Standard Sphere Ice (left) vs. Clear Ice Sphere (right)
Does a clear ice system take up a lot of space in my freezer?
There are plenty of resources for creating your own DIY solution using a small cooler, but those will certainly take up a significant amount of freezer space. Some specialty clear ice systems offer a minimal footprint at a similar cost of the individual DIY materials. If you’re looking to build something and have a bunch of unused freezer space, then go for it! However, if you’re interested in a compact solution there are many great options that can produce 1 clear ice sphere or 2 clear ice spheres at a time.
How do I use a clear ice system?
Using a good quality clear ice system is surprisingly easy. Typical manufactured systems are comprised of an insulated sheath, a base reservoir and a rubber ice mold. If it’s the first use, make sure to clean with soapy water, then insert the base reservoir into the insulated sheath. Fill the reservoir with your water preference and then place the unit into your sink. Next, place the rubber mold pieces together and slowly drop them into the reservoir. Some water will overflow into the sink and there may be some at the top of the rubber mold. Simply tilt the unit to pour off the overflow and then place directly into the freezer. You should have perfectly crystal clear spheres in about 4 hours.
If you’re “reloading” the unit after removing from the freezer, make sure to run hot water into the reservoir to remove the cloudy ice at the bottom. This is critical, as the bottom is where the impurities are pushed during the directional freezing process. Once it’s ready, simply repeat the steps above and place back into the freezer for the next batch.
How do I store ice spheres for future use?
There are many solutions, but a simple plastic or a silicone reusable freezer storage bag work well without taking up much freezer space. Stackable ice sphere trays are also a great option to maintain organization, and some are even suitable for serving.
What are the benefits of clear ice spheres?
First off, clear ice just looks cool and more appealing with a craft cocktail or beverage.

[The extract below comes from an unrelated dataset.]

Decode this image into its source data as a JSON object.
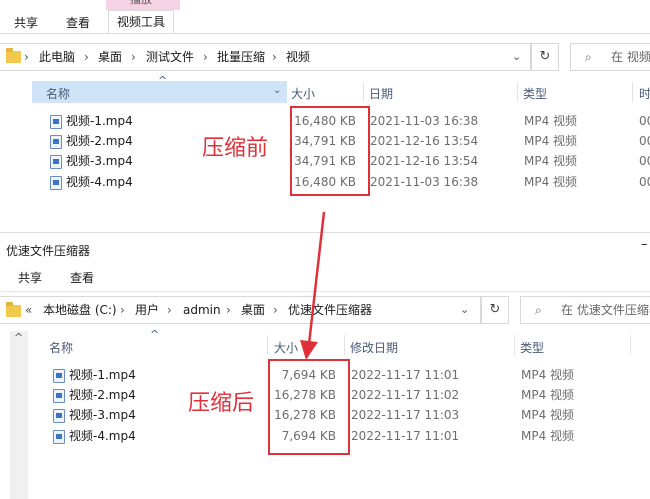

The other really important attribute is that ice spheres melt slower than traditional cubes. Spheres have less surface area, which translates to a slower melting process. If you’ve taken the time to craft a home cocktail, chances are you want to savor it without it getting watered down. Ice spheres will not only minimize watering down your drink, they’ll also keep it exceptionally cold when using the right lowball glass.
Additional Clear Ice resources:
- Read The Perfect Whiskey Ice Cubes are Round to learn more about the benefits of sphere ice cubes.
- Click here to see our full assortment of Clear Ice Systems.
- Tags: Definitive Guides
- Brian C.